HICKORY, N.C. — Josh Berry’s life has turned upside down, but in the best way possible.
Berry is one of the most talked about competitors in NASCAR this year based on his impressive performances in the NASCAR Xfinity Series, which includes a victory for JR Motorsports at Martinsville (Va.) Speedway.
Splitting time between JR Motorsports and Jordan Anderson Racing, the native of Hendersonville, Tenn., has racked up four top-five and nine top-10 finishes in Xfinity Series competition.
He also made his NASCAR Cup Series debut, a last-minute call-up by Spire Motorsports when Justin Haley was forced to the sidelines due to COVID-19 protocols at Dover (Del.) Int’l Speedway.
More recently Berry has been racing in the NASCAR Camping World Truck Series, where he has been driving for the Rackley W.A.R. team on a race-by-race basis. He has one top-10 with the team, which came in his first race with the group at Texas Motor Speedway on June 12.
“I think a whirlwind would be a good way to describe it,” Berry said Saturday night at Hickory Motor Speedway. “The Xfinity opportunity really exceeded my expectations.

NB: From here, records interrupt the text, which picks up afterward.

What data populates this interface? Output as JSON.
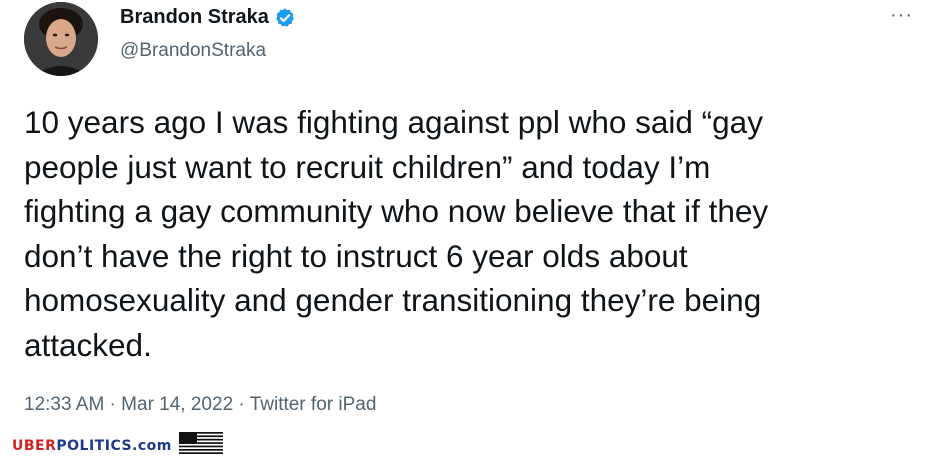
{
  "author": {
    "display_name": "Brandon Straka",
    "handle": "@BrandonStraka",
    "verified": true,
    "avatar_icon": "profile-photo",
    "verified_icon": "verified-badge-icon"
  },
  "more_button": {
    "label": "···",
    "icon": "more-options-icon"
  },
  "tweet": {
    "lines": [
      "10 years ago I was fighting against ppl who said “gay",
      "people just want to recruit children” and today I’m",
      "fighting a gay community who now believe that if they",
      "don’t have the right to instruct 6 year olds about",
      "homosexuality and gender transitioning they’re being",
      "attacked."
    ]
  },
  "meta": {
    "time": "12:33 AM",
    "sep1": " · ",
    "date": "Mar 14, 2022",
    "sep2": " · ",
    "source": "Twitter for iPad"
  },
  "watermark": {
    "part1": "UBER",
    "part2": "POLITICS.com",
    "flag_icon": "us-flag-icon"
  },
  "colors": {
    "text": "#0f1419",
    "secondary": "#536471",
    "verified": "#1d9bf0",
    "watermark_red": "#d21f1f",
    "watermark_blue": "#1d3a8a"
  }
}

I think going into it I thought we would have some good runs. We know going to a place like Martinsville would be a great opportunity for us, but to win that was really kind of life changing for me really. I think it really opened a lot of eyes.

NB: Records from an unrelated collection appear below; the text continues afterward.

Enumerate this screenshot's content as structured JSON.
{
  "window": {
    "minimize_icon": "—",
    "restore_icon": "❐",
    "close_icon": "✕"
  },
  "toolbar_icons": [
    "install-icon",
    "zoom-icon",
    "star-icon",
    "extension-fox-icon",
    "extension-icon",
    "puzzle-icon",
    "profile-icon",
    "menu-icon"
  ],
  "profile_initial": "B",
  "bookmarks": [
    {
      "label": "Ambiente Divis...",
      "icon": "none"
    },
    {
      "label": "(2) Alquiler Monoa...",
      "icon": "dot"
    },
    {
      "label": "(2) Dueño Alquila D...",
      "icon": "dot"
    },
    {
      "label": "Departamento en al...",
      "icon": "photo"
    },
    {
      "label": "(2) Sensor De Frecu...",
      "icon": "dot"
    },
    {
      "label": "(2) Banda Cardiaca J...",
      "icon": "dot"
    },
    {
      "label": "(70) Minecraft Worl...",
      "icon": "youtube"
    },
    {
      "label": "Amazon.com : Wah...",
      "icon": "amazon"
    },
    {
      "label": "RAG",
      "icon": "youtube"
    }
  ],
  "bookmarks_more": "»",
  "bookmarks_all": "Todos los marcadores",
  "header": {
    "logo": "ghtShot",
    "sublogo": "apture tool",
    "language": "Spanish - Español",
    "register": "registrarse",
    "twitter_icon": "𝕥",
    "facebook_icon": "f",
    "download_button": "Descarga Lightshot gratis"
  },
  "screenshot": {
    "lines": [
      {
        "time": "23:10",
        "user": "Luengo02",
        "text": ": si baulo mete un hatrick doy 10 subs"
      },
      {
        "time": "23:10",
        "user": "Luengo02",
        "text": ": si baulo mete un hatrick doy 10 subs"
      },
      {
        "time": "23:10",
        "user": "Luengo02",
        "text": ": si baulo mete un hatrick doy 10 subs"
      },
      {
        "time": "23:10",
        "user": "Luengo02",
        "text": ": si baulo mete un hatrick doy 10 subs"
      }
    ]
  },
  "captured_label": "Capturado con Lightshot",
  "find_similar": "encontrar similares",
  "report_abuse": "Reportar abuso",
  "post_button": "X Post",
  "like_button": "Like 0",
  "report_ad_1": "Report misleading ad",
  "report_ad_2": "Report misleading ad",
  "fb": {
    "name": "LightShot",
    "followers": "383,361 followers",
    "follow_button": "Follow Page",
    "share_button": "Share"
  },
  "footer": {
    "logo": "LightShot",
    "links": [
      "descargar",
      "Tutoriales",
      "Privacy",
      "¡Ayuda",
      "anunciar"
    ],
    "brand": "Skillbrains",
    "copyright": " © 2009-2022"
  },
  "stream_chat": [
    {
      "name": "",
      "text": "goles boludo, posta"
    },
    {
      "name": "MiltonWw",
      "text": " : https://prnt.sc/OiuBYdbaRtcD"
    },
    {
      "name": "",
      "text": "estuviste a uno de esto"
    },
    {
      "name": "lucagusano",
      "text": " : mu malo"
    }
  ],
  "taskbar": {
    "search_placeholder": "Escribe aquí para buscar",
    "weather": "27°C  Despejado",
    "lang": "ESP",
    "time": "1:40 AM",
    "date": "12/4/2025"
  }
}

“We went and backed that up several weeks in a row at Dover, Darlington, Nashville, a couple places and had some really good runs.”
Going into the season the deal with JR Motorsports was never for more than half the schedule, at which point rookie Sam Mayer was scheduled to take over the No. 8 Chevrolet.
However, his win at Martinsville and subsequent strong runs helped land him the deal to run a few events for Jordan Anderson Racing as well as the aforementioned deal with Rackley W.A.R. He’s run three races for the Jordan Anderson Racing team, finishing in the top 10 twice.
Despite his growing popularity in the NASCAR garage, Berry said he has been focused on making sure he honored his commitments to the JR Motorsports late model program. He returned to late model racing the last two weeks, winning the Hampton Heat 200 at Langley Speedway in Langley, Va., and the late model stock car portion of Saturday’s Throwback 276 at Hickory (N.C.) Motor Speedway.
On both a personal and professional level, Berry said fulfilling his obligations to the late model program is extremely important to him.
“Honestly, it’s been tough. It’s been week-to-week really trying to figure out how to go week-to-week,” Berry said. “This late model program is an important part…it’s important to JR Motorsports but it’s important to me, too, personally. I’ve been doing this a long time and I want to fulfill my obligations with them. I don’t want anybody to feel like I turned my back on this program running these other opportunities.”
Berry said he plans to run eight to nine more late model races for JR Motorsports this season. He confirmed he’ll be back with the Rackley W.A.R. team at Watkins Glen (N.Y.) Int’l next weekend, but since that deal is on a race-by-race basis, his schedule remains influx.
“I’m going to be running the Rackley W.A.R. truck at Watkins Glen next week. We’ve been kind of taking that deal week-to-week, just seeing how it’s going,” Berry said. “We’ve had some success and their program is turning around a little bit. We’ve had some good runs.
“I’d like to run that the rest of the season. I don’t know if that’s going be possible with them. That’s really up to them. In the meantime, we’ll just see what other opportunities come about.”
While nothing is signed, Berry said he feels good about putting a program together to race somewhere in NASCAR next season. With what team and in what series are two questions that remain unanswered.
“It’s important to me the second half of the year to run this car a good bid and see what the future holds for ’22,” Berry said. “I feel good about having some opportunities in the Xfinity or Truck Series, it’s just going to be a matter of time and getting everything figured out and see what happens going forward.”
One event that is up in the air on Berry’s schedule is the annual ValleyStar Credit Union 300 late model stock car race at Martinsville (Va.) Speedway. That event conflicts with the Las Vegas (Nev.) Motor Speedway NASCAR weekend, but Berry said if he doesn’t have any deals lined up to race in Las Vegas to expect him at Martinsville.
“There is a conflict with Las Vegas there. That’s kind of still up in the air,” Berry said. “Obviously if it is available and I’m not at Vegas, I’m going to be at Martinsville for sure. It’s important for me to take the opportunities that I can get in these bigger cars, especially at the mile and a halfs.
“That’s a huge step for me. I’ve kind of proven some of the short tracks and different tracks that I can get around pretty good. The mile and a halfs are a big step and I think for us going forward it’s important for me to get a lot of experience there.”